Heartburn occurs when the valve between the stomach and the esophagus is unable to prevent the gastric acids from returning into the esophagus.
During pregnancy, the hormone progesterone causes this valve to relax, causing heartburn. In fact, gastric acids come into contact with the walls of the esophagus causing irritation and the annoying symptom.
Heartburn as well as indigestion are more common during the third trimester, because the growing uterus puts pressure on the intestines and stomach. Pressure on the stomach can also push its contents up into the esophagus.
Heartburn Symptoms During Pregnancy
Common symptoms of heartburn reported by pregnant women include:
- burning sensation in the chest just behind the breastbone that occurs after eating and lasts from a few minutes to several hours
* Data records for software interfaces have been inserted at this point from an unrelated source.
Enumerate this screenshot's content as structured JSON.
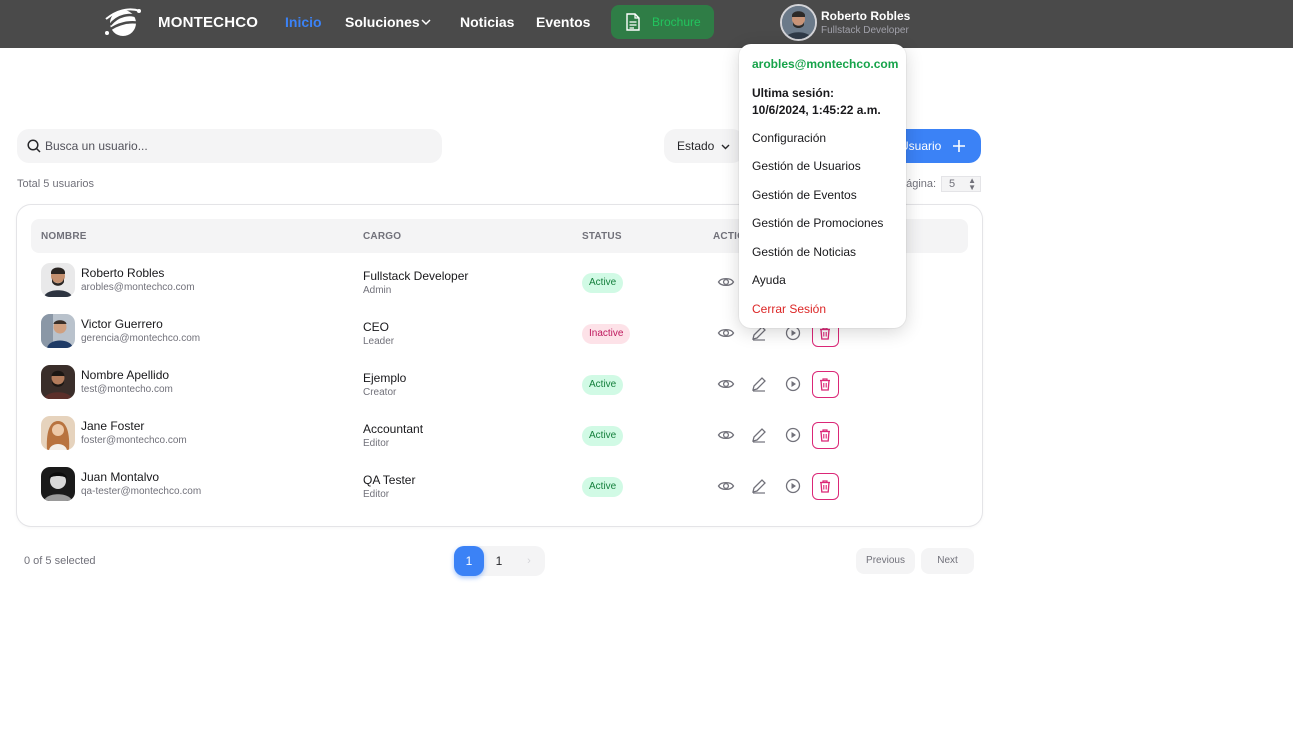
{
  "navbar": {
    "brand": "MONTECHCO",
    "links": [
      {
        "label": "Inicio",
        "active": true
      },
      {
        "label": "Soluciones"
      },
      {
        "label": "Noticias"
      },
      {
        "label": "Eventos"
      }
    ],
    "brochure_label": "Brochure",
    "user": {
      "name": "Roberto Robles",
      "role": "Fullstack Developer"
    }
  },
  "toolbar": {
    "search_placeholder": "Busca un usuario...",
    "status_filter_label": "Estado",
    "add_button_label": "Usuario",
    "total_text": "Total 5 usuarios",
    "per_page_label": "página:",
    "per_page_value": "5"
  },
  "table": {
    "columns": [
      "NOMBRE",
      "CARGO",
      "STATUS",
      "ACTIO"
    ],
    "rows": [
      {
        "name": "Roberto Robles",
        "email": "arobles@montechco.com",
        "role": "Fullstack Developer",
        "role_sub": "Admin",
        "status": "Active"
      },
      {
        "name": "Victor Guerrero",
        "email": "gerencia@montechco.com",
        "role": "CEO",
        "role_sub": "Leader",
        "status": "Inactive"
      },
      {
        "name": "Nombre Apellido",
        "email": "test@montecho.com",
        "role": "Ejemplo",
        "role_sub": "Creator",
        "status": "Active"
      },
      {
        "name": "Jane Foster",
        "email": "foster@montechco.com",
        "role": "Accountant",
        "role_sub": "Editor",
        "status": "Active"
      },
      {
        "name": "Juan Montalvo",
        "email": "qa-tester@montechco.com",
        "role": "QA Tester",
        "role_sub": "Editor",
        "status": "Active"
      }
    ]
  },
  "footer": {
    "selected_text": "0 of 5 selected",
    "current_page": "1",
    "page_numbers": [
      "1"
    ],
    "next_arrow": "›",
    "previous_label": "Previous",
    "next_label": "Next"
  },
  "dropdown": {
    "email": "arobles@montechco.com",
    "session_label": "Ultima sesión:",
    "session_value": "10/6/2024, 1:45:22 a.m.",
    "items": [
      "Configuración",
      "Gestión de Usuarios",
      "Gestión de Eventos",
      "Gestión de Promociones",
      "Gestión de Noticias",
      "Ayuda",
      "Cerrar Sesión"
    ]
  },
  "colors": {
    "navbar_bg": "#4a4a4a",
    "accent": "#3b82f6",
    "success": "#16a34a",
    "danger": "#dc2626",
    "delete_border": "#db2777"
  },
  "icons": [
    "logo-icon",
    "chevron-down-icon",
    "document-icon",
    "search-icon",
    "plus-icon",
    "eye-icon",
    "edit-icon",
    "play-icon",
    "trash-icon"
  ]
}
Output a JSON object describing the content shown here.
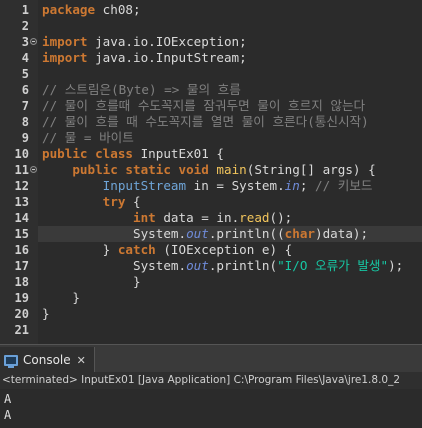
{
  "editor": {
    "line_numbers": [
      "1",
      "2",
      "3",
      "4",
      "5",
      "6",
      "7",
      "8",
      "9",
      "10",
      "11",
      "12",
      "13",
      "14",
      "15",
      "16",
      "17",
      "18",
      "19",
      "20",
      "21"
    ],
    "lines": {
      "l1": {
        "kw": "package",
        "rest": " ch08;"
      },
      "l3": {
        "kw": "import",
        "rest": " java.io.IOException;"
      },
      "l4": {
        "kw": "import",
        "rest": " java.io.InputStream;"
      },
      "l6": "// 스트림은(Byte) => 물의 흐름",
      "l7": "// 물이 흐를때 수도꼭지를 잠궈두면 물이 흐르지 않는다",
      "l8": "// 물이 흐를 때 수도꼭지를 열면 물이 흐른다(통신시작)",
      "l9": "// 물 = 바이트",
      "l10": {
        "kw": "public class",
        "rest": " InputEx01 {"
      },
      "l11": {
        "indent": "    ",
        "kw": "public static void",
        "method": " main",
        "p1": "(String[] ",
        "arg": "args",
        "p2": ") {"
      },
      "l12": {
        "indent": "        ",
        "type": "InputStream",
        "v1": " in = System.",
        "field": "in",
        "v2": "; ",
        "comment": "// 키보드"
      },
      "l13": {
        "indent": "        ",
        "kw": "try",
        "rest": " {"
      },
      "l14": {
        "indent": "            ",
        "kw": "int",
        "v1": " data = in.",
        "method": "read",
        "v2": "();"
      },
      "l15": {
        "indent": "            ",
        "v1": "System.",
        "field": "out",
        "v2": ".println((",
        "kw": "char",
        "v3": ")data);"
      },
      "l16": {
        "indent": "        ",
        "v1": "} ",
        "kw": "catch",
        "v2": " (IOException e) {"
      },
      "l17": {
        "indent": "            ",
        "v1": "System.",
        "field": "out",
        "v2": ".println(",
        "str": "\"I/O 오류가 발생\"",
        "v3": ");"
      },
      "l18": "            }",
      "l19": "    }",
      "l20": "}"
    }
  },
  "console": {
    "tab_label": "Console",
    "close_glyph": "✕",
    "status": "<terminated> InputEx01 [Java Application] C:\\Program Files\\Java\\jre1.8.0_2",
    "output": [
      "A",
      "A"
    ]
  },
  "colors": {
    "keyword": "#cc7832",
    "comment": "#808080",
    "string": "#17c6a3",
    "method": "#f2c55c",
    "field": "#6f8bd8",
    "type": "#6fa5d8",
    "editor_bg": "#2b2b2b"
  }
}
- chest pain, especially after bending over, lying down or after eating
- burning sensation in the throat feeling of hot, sour or salty fluid in the back of the throat
- chronic cough
- wheezing or other asthma-like symptoms
Most cases of heartburn get better with some lifestyle changes. During pregnancy, both alcohol and smoking are prohibited, two habits that worsen the symptoms.
Dietary changes (e.g., eating smaller meals, not eating late at night) may be beneficial. Despite these precautions, the severity of heartburn can increase during the course of pregnancy.
A first aid comes from breaking up meals. Better to eat little and often, 5-6 meals a day.
Another precaution is to lie down in a semi-sitting position after each meal.
Choose to have dinner at least a couple of hours before going to bed (in order to have digested when you go to bed) and avoid making special efforts in the two hours after meals. If anything, try to help yourself with pregnancy pillows to lift your body if you happen to experience burning at night.
Some foods should be eliminated such as fried foods, fatty foods that promote aerophagia, carbonated drinks … In short, try to cook and eat healthily.
The Decalogue of yes and no
- Obviously i acidic and spicy foods increase stomach acid compared to the tasteless ones. Avoid citrus fruits, tomatoes, onions, garlic, caffeine, chocolate, soft drinks, etc. Also avoid fried or fatty foods, which slow digestion.
- Eat small, frequent meals instead instead of just 3 meals a day. This helps to avoid overloading the stomach and allows it to empty faster.
- Sit with your back straight when you eat
- Don’t eat for three hours before going to bed. When you are lying down, digestion slows down and burning begins. If, on the other hand, you go to bed after digestion, this helps you sleep without the annoying burning sensation.
- Not smokingThere are countless reasons not to smoke during pregnancy, and heartburn is just one of them. The chemicals in cigarettes cause the valve that separates the stomach from the esophagus to relax and consequently the stomach acids rise.
- Keep your head up 15-20 cm when you sleep. The easiest way is to place the pillows under the shoulders, you can also raise the bed from the head side by putting shims under the bed legs or buy a special wedge pillow to be placed between the mattress and the slatted base. This way gravity helps you not to have acid reflux.
- Wear loose clothing, so as to avoid having additional pressure on the stomach
- Drink after meals and not during. Drinking fluids with meals causes an overfilled stomach, ready for heartburn.
- Test acupuncture. In a 2015 study, pregnant women who underwent acupuncture reported improvement in symptoms.
- Don’t drink alcohol. As with smoking, alcohol is also completely banned in pregnancy. In addition to the fact that exposure to alcohol can cause a range of problems for the developing baby (from low birth weight to learning difficulties) alcohol can also relax the valve that keeps stomach contents inside.
Medicines against acidity and heartburn
In the guide to drugs in pregnancy, drawn up by AIFA, the Italian drug agency, we read:
In pregnancy the first choice drugs only antacids: in general magnesium preparations are preferred and products with a high sodium content should be avoided.
In the event that the antacids do not have any effect, we move on to a more important therapy. We always read in the AIFA Guide:
The drug of choice is ranitidine, if therapy with H2 receptor antagonists is required; omeprazole if therapy with proton pump inhibitors is required.
In any case, it is always recommended to ask to your doctor before taking any drug remedies. This also applies to over-the-counter drugs.
Are there any foods and drinks that can help ease this nuisance?
Lettuce (well washed to reduce the risk of toxoplasmosis), must never be missing in salads because it regulates the acid secretions that are produced in the stomach. Fennel, and herbal teas based on fennel, are very useful in case of digestive problems. Also it ginger if chewed for a few minutes it produces almost immediate relief from heartburn.
To quench the acidity try eating one yogurt or to drink a glass of milk. You can also try a spoonful of honey in a glass of warm milk.
There are many other natural remedies starting from mint, then chicory, chamomile, lemon balm … elm also has its benefits.
Ask at the pharmacy or your trusted herbalist about the possibility of taking natural remedies during pregnancy (natural does not always mean safe), and never take any medication without a prescription.
Vazquez JC. Heartburn in pregnancy. BMJ Clin Evid. 2015; 2015: 1411. Published 2015 Sep 8.
Phupong V, Hanprasertpong T. Interventions for heartburn in pregnancy. Cochrane Database of Systematic Reviews 2015, Issue 9. Art. No .: CD011379. DOI: 10.1002 / 14651858.CD011379.pub2.
AIFA: Guide to the correct use of drugs in pregnancy